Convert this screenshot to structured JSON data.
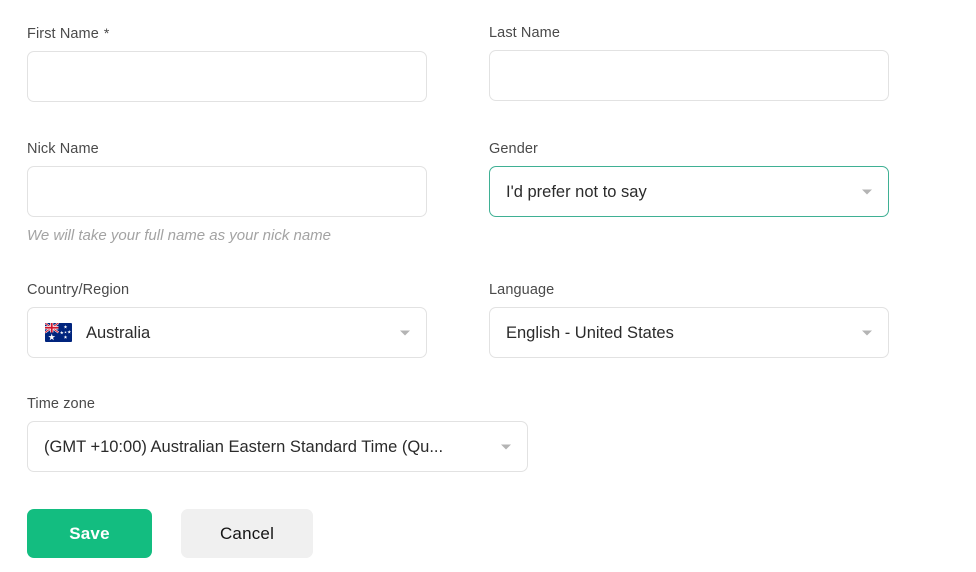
{
  "form": {
    "fields": {
      "first_name": {
        "label": "First Name",
        "required_marker": "*",
        "value": "",
        "placeholder": ""
      },
      "last_name": {
        "label": "Last Name",
        "value": "",
        "placeholder": ""
      },
      "nick_name": {
        "label": "Nick Name",
        "value": "",
        "placeholder": "",
        "helper": "We will take your full name as your nick name"
      },
      "gender": {
        "label": "Gender",
        "value": "I'd prefer not to say",
        "caret_icon": "chevron-down-icon",
        "focused": true
      },
      "country_region": {
        "label": "Country/Region",
        "value": "Australia",
        "flag_icon": "australia-flag-icon",
        "caret_icon": "chevron-down-icon"
      },
      "language": {
        "label": "Language",
        "value": "English - United States",
        "caret_icon": "chevron-down-icon"
      },
      "time_zone": {
        "label": "Time zone",
        "value": "(GMT +10:00) Australian Eastern Standard Time (Qu...",
        "caret_icon": "chevron-down-icon"
      }
    },
    "actions": {
      "save_label": "Save",
      "cancel_label": "Cancel"
    },
    "colors": {
      "save_background": "#13bd80",
      "save_text": "#ffffff",
      "cancel_background": "#f0f0f0",
      "cancel_text": "#141414",
      "focus_border": "#3fb094",
      "field_border": "#e2e2e2",
      "label_text": "#4a4a4a",
      "helper_text": "#a3a3a3"
    }
  }
}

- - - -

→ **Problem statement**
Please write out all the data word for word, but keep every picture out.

→ **Output of the task**
Convert this screenshot to structured JSON data.
{
  "form": {
    "fields": {
      "first_name": {
        "label": "First Name",
        "required_marker": "*",
        "value": "",
        "placeholder": ""
      },
      "last_name": {
        "label": "Last Name",
        "value": "",
        "placeholder": ""
      },
      "nick_name": {
        "label": "Nick Name",
        "value": "",
        "placeholder": "",
        "helper": "We will take your full name as your nick name"
      },
      "gender": {
        "label": "Gender",
        "value": "I'd prefer not to say",
        "caret_icon": "chevron-down-icon",
        "focused": true
      },
      "country_region": {
        "label": "Country/Region",
        "value": "Australia",
        "flag_icon": "australia-flag-icon",
        "caret_icon": "chevron-down-icon"
      },
      "language": {
        "label": "Language",
        "value": "English - United States",
        "caret_icon": "chevron-down-icon"
      },
      "time_zone": {
        "label": "Time zone",
        "value": "(GMT +10:00) Australian Eastern Standard Time (Qu...",
        "caret_icon": "chevron-down-icon"
      }
    },
    "actions": {
      "save_label": "Save",
      "cancel_label": "Cancel"
    },
    "colors": {
      "save_background": "#13bd80",
      "save_text": "#ffffff",
      "cancel_background": "#f0f0f0",
      "cancel_text": "#141414",
      "focus_border": "#3fb094",
      "field_border": "#e2e2e2",
      "label_text": "#4a4a4a",
      "helper_text": "#a3a3a3"
    }
  }
}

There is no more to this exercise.